For what it’s worth, I’ve seen no “Eden” template that replicates the day-to-day variety of the original hole or the severity of the front-to-back tilt of its green.
How could we pass on those two holes in assembling our Eclectic 18? Or, for that matter, the 2nd, or the 4th, or the 12th, or the 13th, or the 16th?
We chose No. 14 to represent The Old Course because great par 5s are few and far between.
The drive at “Long” squeezes between the “Beardies,” a splintering of four sunken and funkily shaped pots, and an old boundary wall of the Strathtyrum Estate. Rarely would a drive beyond the Beardies into the “Elysian Fields” prove problematic, but on occasion, when the wind is howling against, I have chosen to hang way left toward the 5th fairway.
As ever on The Old, the strategy of your second shot is influenced by the position of your drive, the direction and strength of the wind, and the pin position. Stance and lie, too. And of course the characteristics of the green. (Is that enough to consider?)
In front of the green, a nearly vertical five-foot rise faces the golfer. The putting surface then falls away quickly before slowing to a pinnable grade for 15 or so paces. Finally, at the rear, the green steps down a shallower wall. These features introduce a number of challenges. It’s difficult to discern the exact depth of the putting surface from the fairway, and the rear shelf cuts into the platform sooner than you might wish. In addition, on the shallow left section of the green, a swale collects pulled shots toward “Ginger Beer,” a pair of low, gnarly pots.
For most golfers, the 14th green will not be reachable in two, so against the wind, your second shot should take aim at Hamilton Hall, toward the beginning of the 5th fairway. The goal is to keep it left of the hiding “Beaty” and “Kitchen” bunkers and short of a clump of gorse. Laying up to the end of the 14th fairway, though intuitive, offers little advantage on the third shot. In line with the right third of the green, you will find rumple and rough. Left of that lurks the “Hell” bunker.
With a favorable wind and/or unusual power, you may carry this notorious expanse of sand to the drop-off and final sliver of fairway beyond. If you do, play close to another pair of pots on the left—“Grave”—to leave the ideal angle to approach the green’s right.
Once you’re past Hell, you will have a putt, bump-and-run, or soft floater from no more than 80 yards. A dish in front of the green, which marks a transition between a shoulder on the right and a central ridge, is usually the perfect target for killing the preferred low-runner. For the unsteady hand, one last pot hides behind the green.

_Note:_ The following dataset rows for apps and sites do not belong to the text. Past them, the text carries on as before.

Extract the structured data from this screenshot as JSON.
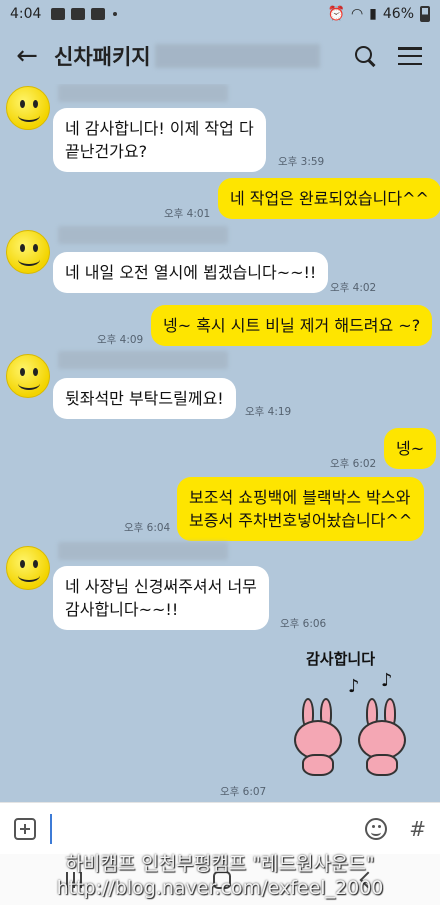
{
  "status_bar": {
    "time": "4:04",
    "battery": "46%"
  },
  "header": {
    "title": "신차패키지"
  },
  "messages": [
    {
      "dir": "in",
      "lines": [
        "네 감사합니다! 이제 작업 다",
        "끝난건가요?"
      ],
      "time": "오후 3:59"
    },
    {
      "dir": "out",
      "lines": [
        "네 작업은 완료되었습니다^^"
      ],
      "time": "오후 4:01"
    },
    {
      "dir": "in",
      "lines": [
        "네 내일 오전 열시에 뵙겠습니다~~!!"
      ],
      "time": "오후 4:02"
    },
    {
      "dir": "out",
      "lines": [
        "넹~ 혹시 시트 비닐 제거 해드려요 ~?"
      ],
      "time": "오후 4:09"
    },
    {
      "dir": "in",
      "lines": [
        "뒷좌석만 부탁드릴께요!"
      ],
      "time": "오후 4:19"
    },
    {
      "dir": "out",
      "lines": [
        "넹~"
      ],
      "time": "오후 6:02"
    },
    {
      "dir": "out",
      "lines": [
        "보조석 쇼핑백에 블랙박스 박스와",
        "보증서 주차번호넣어놨습니다^^"
      ],
      "time": "오후 6:04"
    },
    {
      "dir": "in",
      "lines": [
        "네 사장님 신경써주셔서 너무",
        "감사합니다~~!!"
      ],
      "time": "오후 6:06"
    }
  ],
  "sticker": {
    "text": "감사합니다",
    "time": "오후 6:07"
  },
  "input": {
    "placeholder": ""
  },
  "icons": {
    "hash": "#",
    "note": "♪"
  },
  "watermark": {
    "line1": "하비캠프 인천부평캠프 \"레드원사운드\"",
    "line2": "http://blog.naver.com/exfeel_2000"
  },
  "colors": {
    "chat_bg": "#b2c7da",
    "out_bubble": "#fee500",
    "in_bubble": "#ffffff"
  }
}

Alister MacKenzie's rendering of the different routes to the 14th green from his book The Spirit of St. Andrews
No matter how many times and ways you play the 14th, you will never have the same journey twice. That applies to The Old Course as a whole. The sharp but small-scale east-coast dunescape provides ideal ground for the game, and the ingenious green complexes, while eminently playable, present locations that can challenge the best golfers in the world both mentally and physically.

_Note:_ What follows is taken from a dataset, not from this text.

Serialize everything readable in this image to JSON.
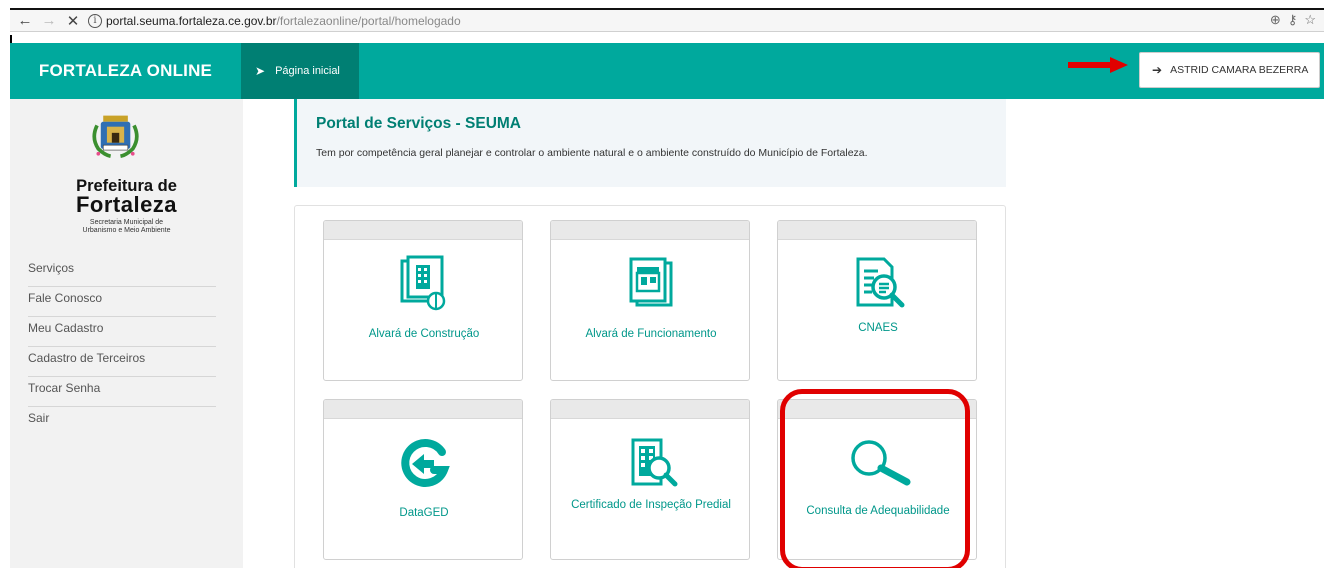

“The concept of St. Andrews is the course dictates nothing,” architect Michael Clayton once told Scott Michaux. “The only thing you have to do at St. Andrews is the first hole you have to hit it over the burn. Otherwise you can do anything you want.”

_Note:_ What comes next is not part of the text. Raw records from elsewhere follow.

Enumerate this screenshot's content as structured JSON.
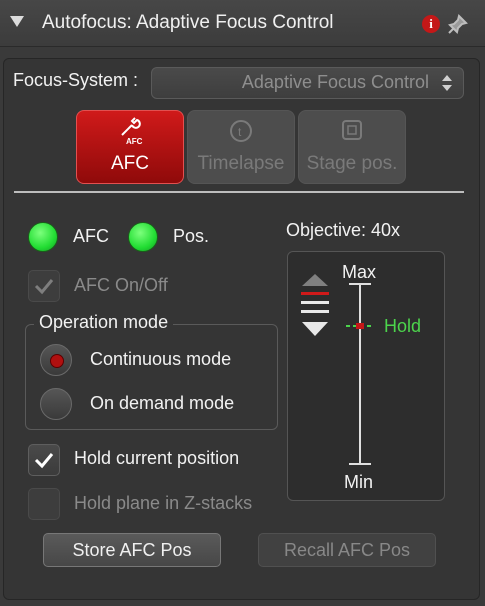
{
  "header": {
    "title": "Autofocus: Adaptive Focus Control",
    "info_icon": "i"
  },
  "focus_system": {
    "label": "Focus-System :",
    "value": "Adaptive Focus Control"
  },
  "modes": [
    {
      "label": "AFC",
      "icon": "afc-wrench-icon",
      "active": true
    },
    {
      "label": "Timelapse",
      "icon": "timelapse-clock-icon",
      "active": false
    },
    {
      "label": "Stage pos.",
      "icon": "stage-position-icon",
      "active": false
    }
  ],
  "indicators": [
    {
      "label": "AFC",
      "color": "#22dd33"
    },
    {
      "label": "Pos.",
      "color": "#22dd33"
    }
  ],
  "afc_onoff": {
    "label": "AFC On/Off",
    "checked": true,
    "enabled": false
  },
  "operation_mode": {
    "legend": "Operation mode",
    "options": [
      {
        "label": "Continuous mode",
        "selected": true
      },
      {
        "label": "On demand mode",
        "selected": false
      }
    ]
  },
  "hold_current": {
    "label": "Hold current position",
    "checked": true,
    "enabled": true
  },
  "hold_plane": {
    "label": "Hold plane in Z-stacks",
    "checked": false,
    "enabled": false
  },
  "objective": {
    "label": "Objective: 40x",
    "max_label": "Max",
    "min_label": "Min",
    "hold_label": "Hold",
    "hold_color": "#4cd44c"
  },
  "buttons": {
    "store": "Store AFC Pos",
    "recall": "Recall AFC Pos"
  },
  "colors": {
    "accent_red": "#c41818",
    "led_green": "#22dd33"
  }
}
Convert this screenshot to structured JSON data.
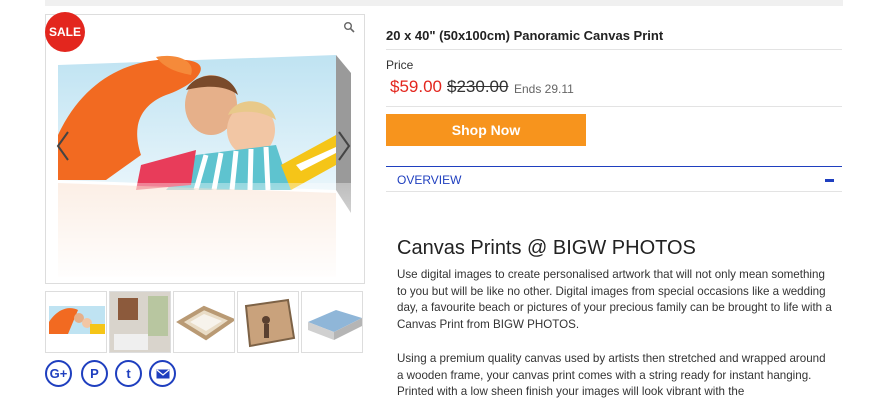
{
  "gallery": {
    "sale_badge": "SALE",
    "zoom_icon": "magnifier-icon",
    "prev_icon": "chevron-left-icon",
    "next_icon": "chevron-right-icon",
    "thumbnails": [
      "canvas-family-thumb",
      "canvas-room-thumb",
      "canvas-frame-back-thumb",
      "canvas-beach-thumb",
      "canvas-stack-thumb"
    ]
  },
  "social": {
    "buttons": [
      {
        "name": "google-plus-icon",
        "glyph": "G+"
      },
      {
        "name": "pinterest-icon",
        "glyph": "P"
      },
      {
        "name": "twitter-icon",
        "glyph": "t"
      },
      {
        "name": "email-icon",
        "glyph": "@"
      }
    ]
  },
  "product": {
    "title": "20 x 40\" (50x100cm) Panoramic Canvas Print",
    "price_label": "Price",
    "price_now": "$59.00",
    "price_was": "$230.00",
    "price_ends": "Ends 29.11",
    "shop_button": "Shop Now"
  },
  "overview": {
    "label": "OVERVIEW",
    "heading": "Canvas Prints @ BIGW PHOTOS",
    "paragraph1": "Use digital images to create personalised artwork that will not only mean something to you but will be like no other. Digital images from special occasions like a wedding day, a favourite beach or pictures of your precious family can be brought to life with a Canvas Print from BIGW PHOTOS.",
    "paragraph2": "Using a premium quality canvas used by artists then stretched and wrapped around a wooden frame, your canvas print comes with a string ready for instant hanging. Printed with a low sheen finish your images will look vibrant with the"
  },
  "colors": {
    "sale_red": "#e3261e",
    "shop_orange": "#f7941d",
    "link_blue": "#1f3fbf"
  }
}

Nowhere else can two balls within a foot of each other present such differing dilemmas to the players about to hit them! That is the underlying genius of The Old Course, and why it should be a primary influence on any golf architect’s thought process.